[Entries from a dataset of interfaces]

-- Opening Marker --

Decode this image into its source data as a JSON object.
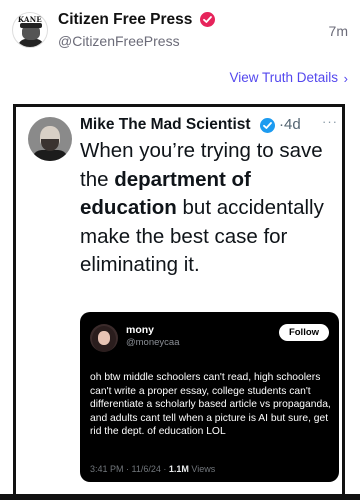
{
  "post": {
    "author_name": "Citizen Free Press",
    "author_handle": "@CitizenFreePress",
    "avatar_text": "KANE",
    "time_ago": "7m",
    "view_details_label": "View Truth Details",
    "view_details_chevron": "›"
  },
  "embedded_tweet": {
    "author_name": "Mike The Mad Scientist",
    "time": "4d",
    "time_separator": "·",
    "more_label": "···",
    "text_parts": {
      "part1": "When you’re trying to save the ",
      "bold": "department of education",
      "part2": " but accidentally make the best case for eliminating it."
    }
  },
  "quoted_tweet": {
    "author_name": "mony",
    "author_handle": "@moneycaa",
    "follow_label": "Follow",
    "text": "oh btw middle schoolers can't read, high schoolers can't write a proper essay, college students can't differentiate a scholarly based article vs propaganda, and adults cant tell when a picture is AI but sure, get rid the dept. of education LOL",
    "timestamp": "3:41 PM · 11/6/24 ·",
    "views_count": "1.1M",
    "views_label": "Views"
  },
  "colors": {
    "truth_verified": "#e6245b",
    "link_purple": "#5448ee",
    "twitter_verified": "#1d9bf0",
    "quote_card_bg": "#000000"
  },
  "icons": [
    "verified-badge-icon",
    "chevron-right-icon",
    "twitter-verified-icon",
    "more-options-icon"
  ]
}
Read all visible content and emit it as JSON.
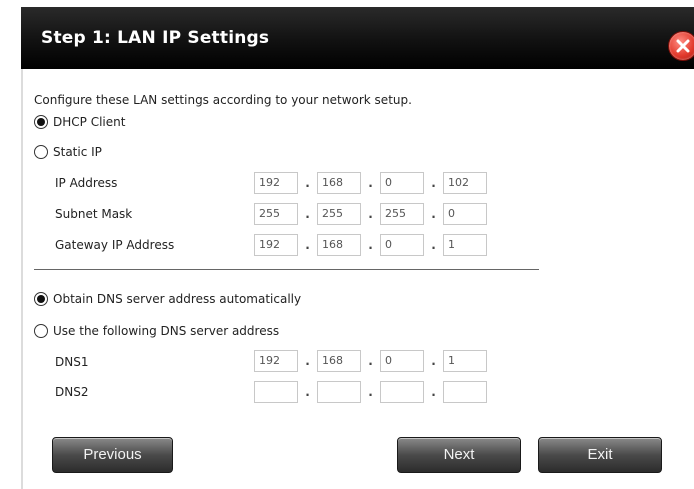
{
  "dialog": {
    "title": "Step 1: LAN IP Settings",
    "intro": "Configure these LAN settings according to your network setup."
  },
  "ip_mode": {
    "dhcp_label": "DHCP Client",
    "static_label": "Static IP",
    "selected": "dhcp"
  },
  "network": {
    "ip_label": "IP Address",
    "ip": [
      "192",
      "168",
      "0",
      "102"
    ],
    "subnet_label": "Subnet Mask",
    "subnet": [
      "255",
      "255",
      "255",
      "0"
    ],
    "gateway_label": "Gateway IP Address",
    "gateway": [
      "192",
      "168",
      "0",
      "1"
    ]
  },
  "dns_mode": {
    "auto_label": "Obtain DNS server address automatically",
    "manual_label": "Use the following DNS server address",
    "selected": "auto"
  },
  "dns": {
    "dns1_label": "DNS1",
    "dns1": [
      "192",
      "168",
      "0",
      "1"
    ],
    "dns2_label": "DNS2",
    "dns2": [
      "",
      "",
      "",
      ""
    ]
  },
  "buttons": {
    "previous": "Previous",
    "next": "Next",
    "exit": "Exit"
  },
  "icons": {
    "close": "close-icon",
    "close_color": "#e23b2e"
  }
}
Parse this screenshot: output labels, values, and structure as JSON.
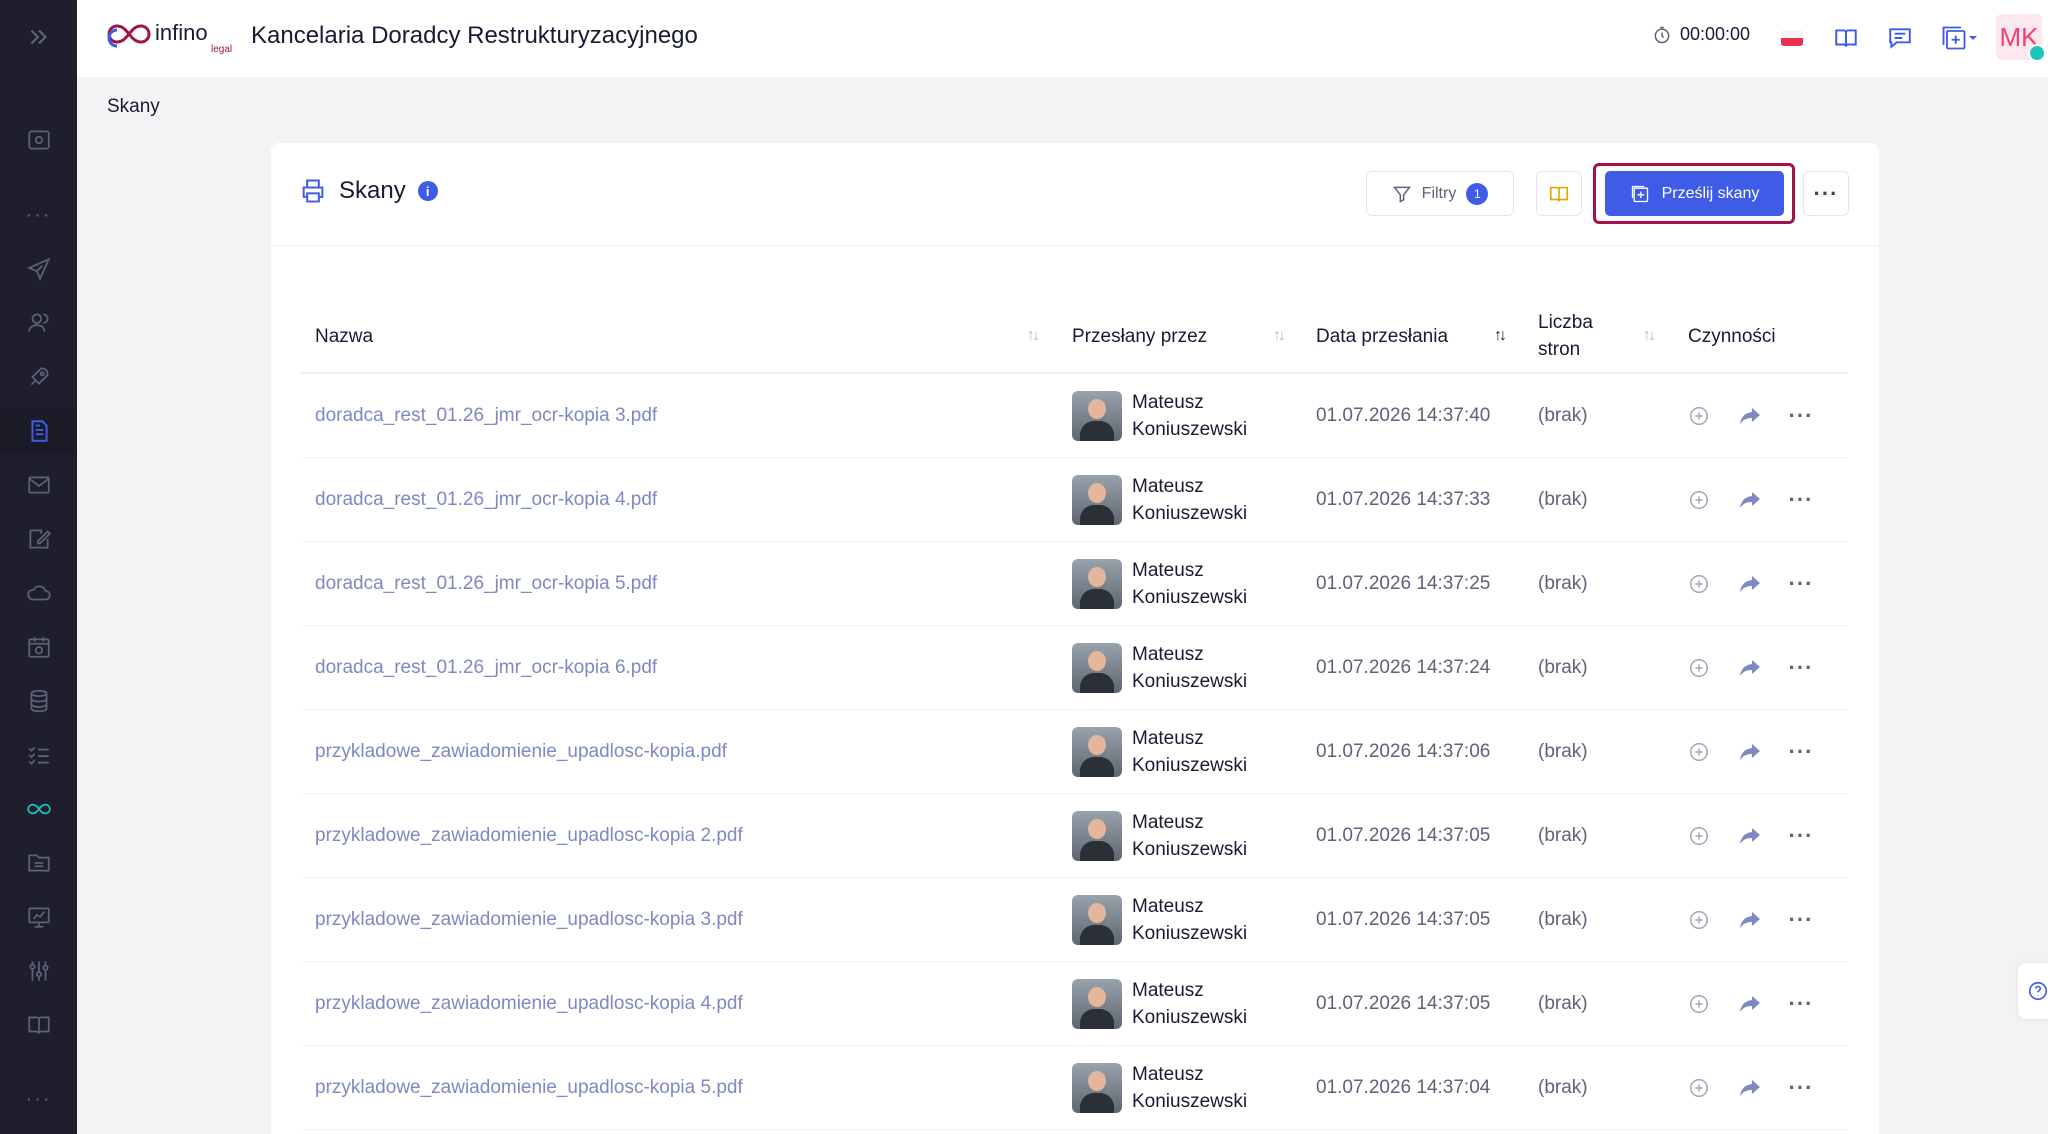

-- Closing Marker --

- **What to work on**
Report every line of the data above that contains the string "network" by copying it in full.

- **Answer**
    "intro": "Configure these LAN settings according to your network setup."
  "network": {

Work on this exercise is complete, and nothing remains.